Did you know that January is Focus on Fiber Month? The purpose of this month is to spread awareness of the importance fiber for your daily nutrient consumption. Fiber is a type of carbohydrate that our bodies cannot digest. It’s purpose is to help regulate our bowel movements, to keep us satisfied between meals, and to help keep our energy levels stable throughout the day. Research has shown that increased fiber can also help prevent several chronic diseases such as diabetes, diverticular diseases, colon cancers, and heart disease.
There are two types of fiber: soluble, and insoluble. Soluble fiber is found in fruits, beans, oatmeal, and lentils. This can be very helpful for curbing appetite cravings and trying to maintain or lose weight. It can also help lower our cholesterol levels overtime. Insoluble fiber is found in fruits with skin, vegetables, and whole grains. Insoluble fiber helps regulate bowel motility. It is recommended that adults have 25-32 grams of fiber per day. Eating fiber and drinking plenty of water can get you on the right track to a healthy digestive system!

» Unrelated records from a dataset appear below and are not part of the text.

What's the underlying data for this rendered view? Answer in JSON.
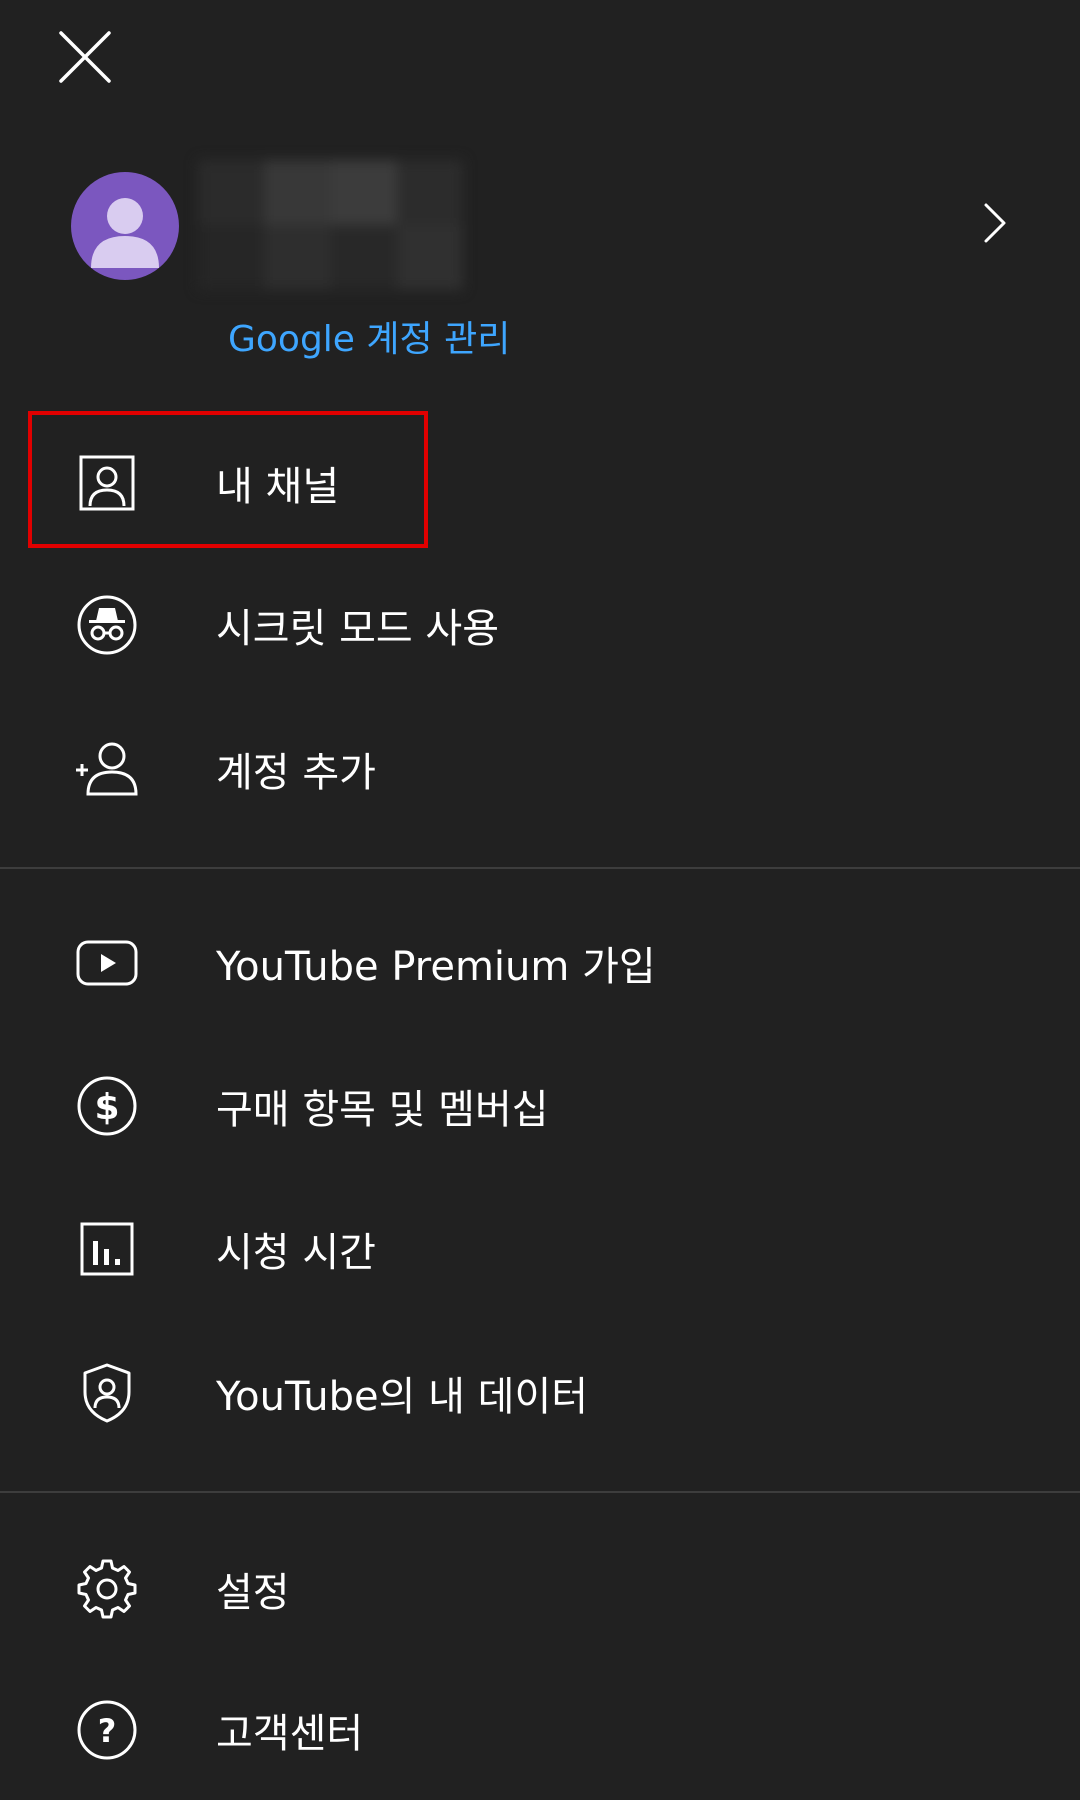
{
  "header": {
    "close_icon": "close-icon"
  },
  "account": {
    "avatar_icon": "person-avatar-icon",
    "avatar_color": "#7b57bf",
    "manage_label": "Google 계정 관리",
    "chevron_icon": "chevron-right-icon",
    "link_color": "#3ea6ff"
  },
  "menu": {
    "group1": [
      {
        "label": "내 채널",
        "icon": "channel-icon"
      },
      {
        "label": "시크릿 모드 사용",
        "icon": "incognito-icon"
      },
      {
        "label": "계정 추가",
        "icon": "add-account-icon"
      }
    ],
    "group2": [
      {
        "label": "YouTube Premium 가입",
        "icon": "youtube-play-icon"
      },
      {
        "label": "구매 항목 및 멤버십",
        "icon": "dollar-icon"
      },
      {
        "label": "시청 시간",
        "icon": "bar-chart-icon"
      },
      {
        "label": "YouTube의 내 데이터",
        "icon": "shield-person-icon"
      }
    ],
    "group3": [
      {
        "label": "설정",
        "icon": "gear-icon"
      },
      {
        "label": "고객센터",
        "icon": "help-icon"
      }
    ]
  },
  "colors": {
    "background": "#212121",
    "divider": "#3d3d3d",
    "highlight": "#e10000"
  }
}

Did you Know?
- Constipation is the most reported gastrointestinal complaint in the U.S, and can easily be remedied by increasing fiber each day.
- The average American consumes 10-15 grams of fiber per day (only half of what is needed)!

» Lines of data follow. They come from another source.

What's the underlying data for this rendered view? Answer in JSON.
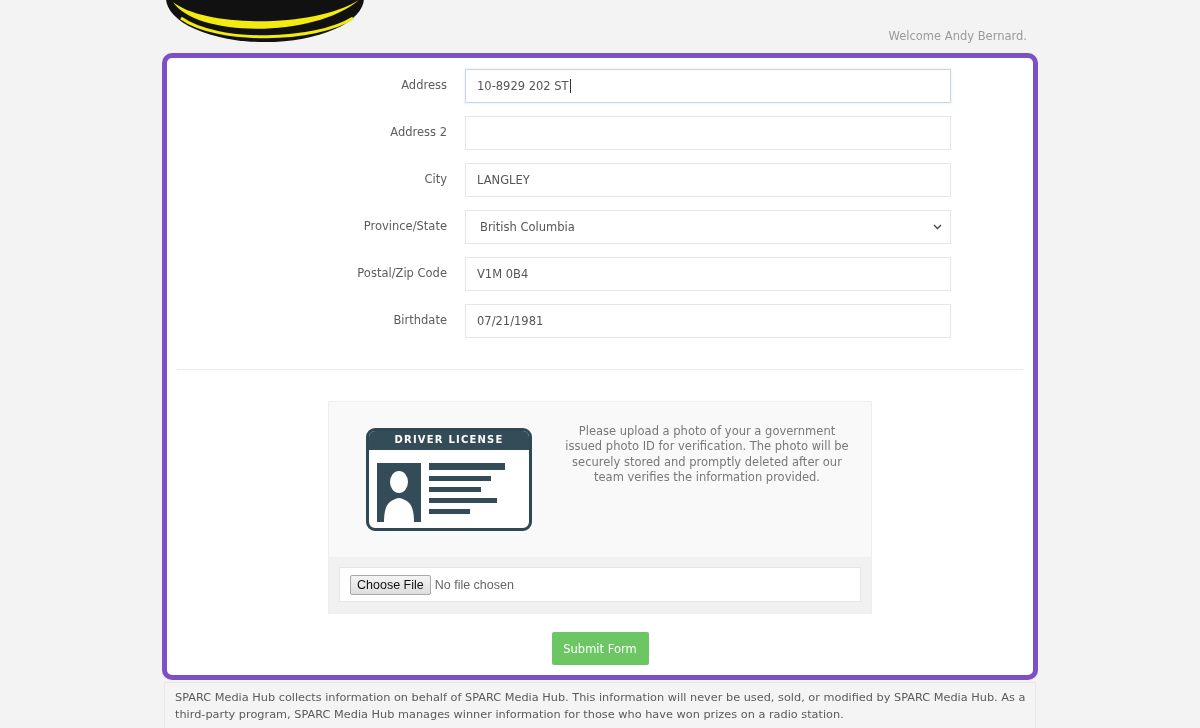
{
  "header": {
    "welcome": "Welcome Andy Bernard."
  },
  "form": {
    "fields": [
      {
        "label": "Address",
        "kind": "text",
        "value": "10-8929 202 ST",
        "focused": true
      },
      {
        "label": "Address 2",
        "kind": "text",
        "focused": false
      },
      {
        "label": "City",
        "kind": "text",
        "value": "LANGLEY",
        "focused": false
      },
      {
        "label": "Province/State",
        "kind": "select",
        "value": "British Columbia",
        "focused": false
      },
      {
        "label": "Postal/Zip Code",
        "kind": "text",
        "value": "V1M 0B4",
        "focused": false
      },
      {
        "label": "Birthdate",
        "kind": "text",
        "value": "07/21/1981",
        "focused": false
      }
    ]
  },
  "upload": {
    "card_title": "DRIVER LICENSE",
    "message": "Please upload a photo of your a government issued photo ID for verification. The photo will be securely stored and promptly deleted after our team verifies the information provided.",
    "file_button": "Choose File",
    "file_status": "No file chosen"
  },
  "submit": "Submit Form",
  "footer": "SPARC Media Hub collects information on behalf of SPARC Media Hub. This information will never be used, sold, or modified by SPARC Media Hub. As a third-party program, SPARC Media Hub manages winner information for those who have won prizes on a radio station."
}
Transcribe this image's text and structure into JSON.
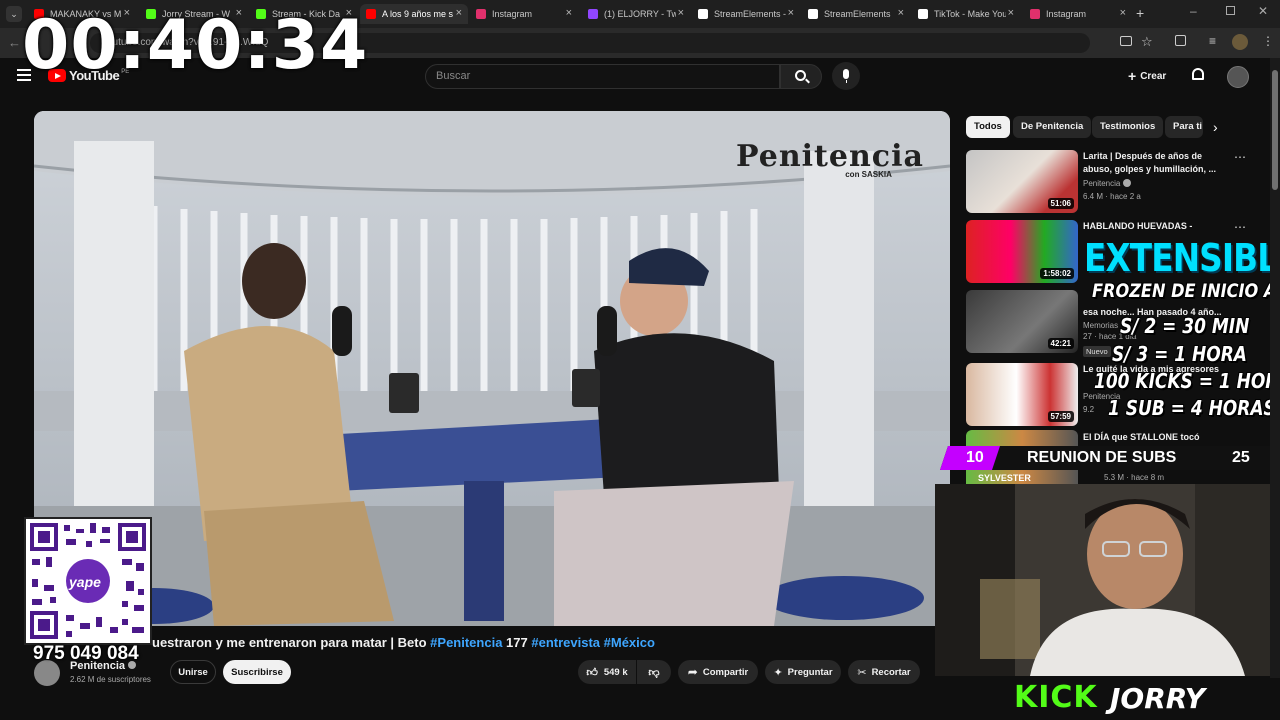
{
  "browser": {
    "tabs": [
      {
        "title": "MAKANAKY vs M",
        "fav_color": "#ff0000",
        "active": false
      },
      {
        "title": "Jorry Stream - W",
        "fav_color": "#53fc18",
        "active": false
      },
      {
        "title": "Stream - Kick Da",
        "fav_color": "#53fc18",
        "active": false
      },
      {
        "title": "A los 9 años me s",
        "fav_color": "#ff0000",
        "active": true
      },
      {
        "title": "Instagram",
        "fav_color": "#e1306c",
        "active": false
      },
      {
        "title": "(1) ELJORRY - Twi",
        "fav_color": "#9146ff",
        "active": false
      },
      {
        "title": "StreamElements -",
        "fav_color": "#ffffff",
        "active": false
      },
      {
        "title": "StreamElements",
        "fav_color": "#ffffff",
        "active": false
      },
      {
        "title": "TikTok - Make You",
        "fav_color": "#ffffff",
        "active": false
      },
      {
        "title": "Instagram",
        "fav_color": "#e1306c",
        "active": false
      }
    ],
    "url": "youtube.com/watch?v=...91-H...WfdQ"
  },
  "youtube": {
    "logo_text": "YouTube",
    "region": "PE",
    "search_placeholder": "Buscar",
    "create_label": "Crear"
  },
  "video": {
    "watermark": "Penitencia",
    "watermark_sub": "con SASKIA",
    "title_prefix": "uestraron y me entrenaron para matar | Beto ",
    "tag1": "#Penitencia",
    "title_num": " 177 ",
    "tag2": "#entrevista",
    "tag3": "#México",
    "channel_name": "Penitencia",
    "subscribers": "2.62 M de suscriptores",
    "join_label": "Unirse",
    "subscribe_label": "Suscribirse",
    "likes": "549 k",
    "share_label": "Compartir",
    "ask_label": "Preguntar",
    "clip_label": "Recortar"
  },
  "sidebar": {
    "chips": [
      "Todos",
      "De Penitencia",
      "Testimonios",
      "Para ti"
    ],
    "recommendations": [
      {
        "title": "Larita | Después de años de abuso, golpes y humillación, ...",
        "channel": "Penitencia",
        "meta": "6.4 M · hace 2 a",
        "duration": "51:06"
      },
      {
        "title": "HABLANDO HUEVADAS -",
        "channel": "",
        "meta": "",
        "duration": "1:58:02"
      },
      {
        "title": "esa noche... Han pasado 4 año...",
        "channel": "Memorias",
        "meta": "27 · hace 1 día",
        "duration": "42:21",
        "badge": "Nuevo"
      },
      {
        "title": "Le quité la vida a mis agresores",
        "channel": "Penitencia",
        "meta": "9.2",
        "duration": "57:59"
      },
      {
        "title": "El DÍA que STALLONE tocó",
        "channel": "",
        "meta": "5.3 M · hace 8 m",
        "duration": ""
      }
    ]
  },
  "overlay": {
    "timer": "00:40:34",
    "phone": "975 049 084",
    "qr_label": "yape",
    "extensible_title": "EXTENSIBLE",
    "ext_lines": [
      "FROZEN DE INICIO A FIN",
      "S/ 2 = 30 MIN",
      "S/ 3  = 1 HORA",
      "100 KICKS = 1 HORA",
      "1 SUB = 4 HORAS"
    ],
    "subs_current": "10",
    "subs_label": "REUNION DE SUBS",
    "subs_goal": "25",
    "sylvester_label": "SYLVESTER",
    "kick_label": "KICK",
    "streamer_name": "JORRY"
  },
  "colors": {
    "kick_green": "#53fc18",
    "extensible_cyan": "#00e0ff",
    "subs_purple": "#c400ff",
    "yt_link_blue": "#3ea6ff",
    "yt_red": "#ff0000"
  }
}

- Just one cup of oatmeal and an apple can provide 25% of daily fiber needs.
Tips for Increasing Fiber:
- Choose brown rice over white rice.
- Choose breads with “whole grain” in the ingredient list.
- Make half of your plate fruits and vegetables at meals.
- Eat the skin on baked potatoes.
- Have oatmeal with fruit in the morning for breakfast.
- Add beans like kidney beans or chickpeas to tomato sauces, soups, or chili.
Sources: Harvard School of Public Health Website. LifeWork Strategies EAP, and Adventist HealthCare. The Health Tip of the Week is for educational purposes only. For medical advice, consult your physician. Feel free to copy and distribute this health resource.